I stood in the doorway of La Terraza and tried to persuade Trinidad to stop.
"Leave him alone," I begged her, but there was no authority in my voice. She believed Victor had stolen 60 cents from her. She had a mission.
I dodged the stick in an attempt to reach Victor. Trinidad swung again, missing me but connecting with the little boy's shoulder. When she finally stopped, Victor curled in a ball, sobbing. His battered right shoe dangled from Meme's limp hand.
I gathered the crying child into my arms, grabbed the shoe and marched away with a throbbing desire only to protect him. In the months to come, Victor would beg me many times to adopt him, and I would offer him all the rational, empty reasons why I could not. But that afternoon, I swore to myself that nothing, no one, would harm this child again.
I carried him 30 yards, staring straight ahead, until Victor swallowed his last sob and asked me, in a small voice, to put him down. I looked around. Everyone was watching us.
He took the dirty shoe, sat down on the curb and shoved his foot into it. With the back of a grimy hand, he wiped his tears away. Then he stood, straightened his shoulders and walked back to La Terraza.
My heart broke as I watched him go, and I squinted to keep tears from spilling down my cheeks. I had come to this town with the notion that I could matter. But in that moment, as Victor trudged back to face his tormentor, I had to turn away.
"It makes sense that God gives you more," Victor said to me five months later, on one of the last afternoons we shared together before he disappeared into the capital to run errands for drug dealers. "It is because you are such buena gente (a good person)," he continued.
I asked him if he thought that God didn't love him as well.
"Not as much," he said, "because I am mala gente." I looked into his eyes and told him that no god could delineate the world in such blind terms. Victor shrugged and trudged toward the railroad tracks. As I watched him walk away, I knew he didn't believe me.
I still wish I could have given him a better answer.

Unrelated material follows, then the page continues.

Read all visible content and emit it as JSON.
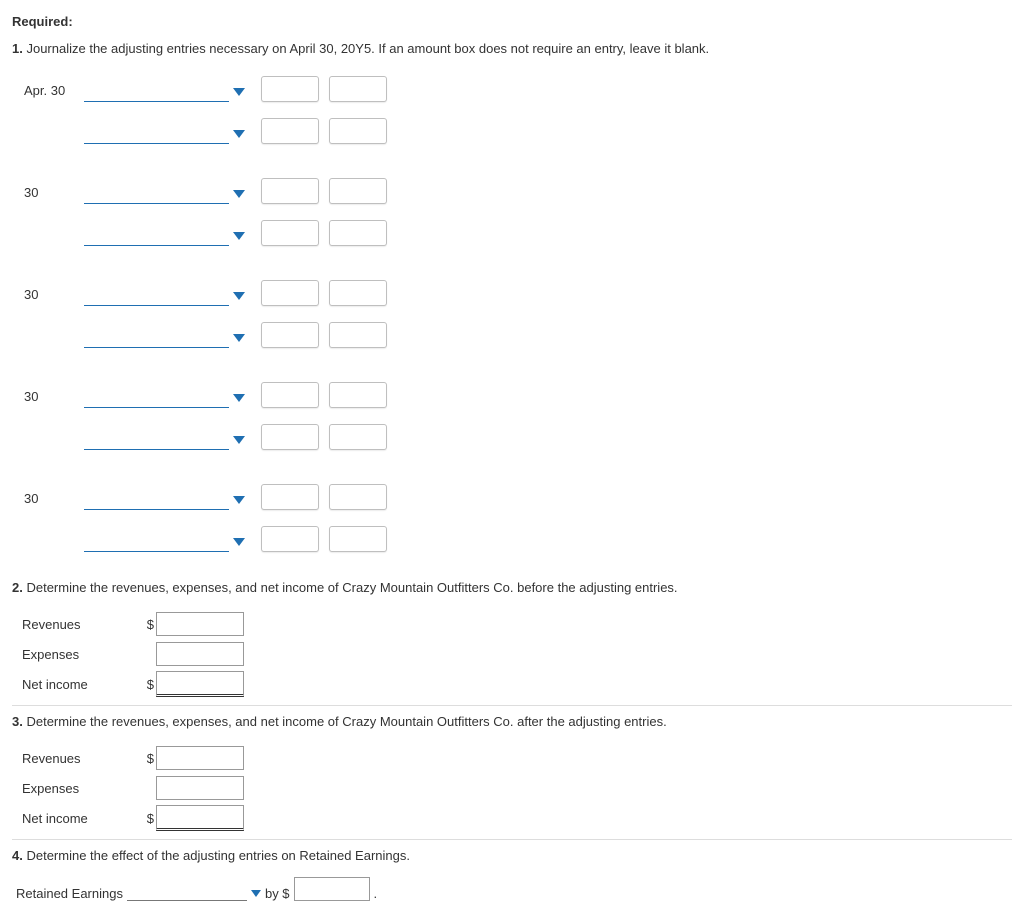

Now I remember that there is no strength as humbling as that of a little boy who wipes away his tears, stiffens his shoulders and walks back alone into a world steeped in violence that is, nonetheless, the only place that claims him.
Jocelyn Wiener is a Times staff writer.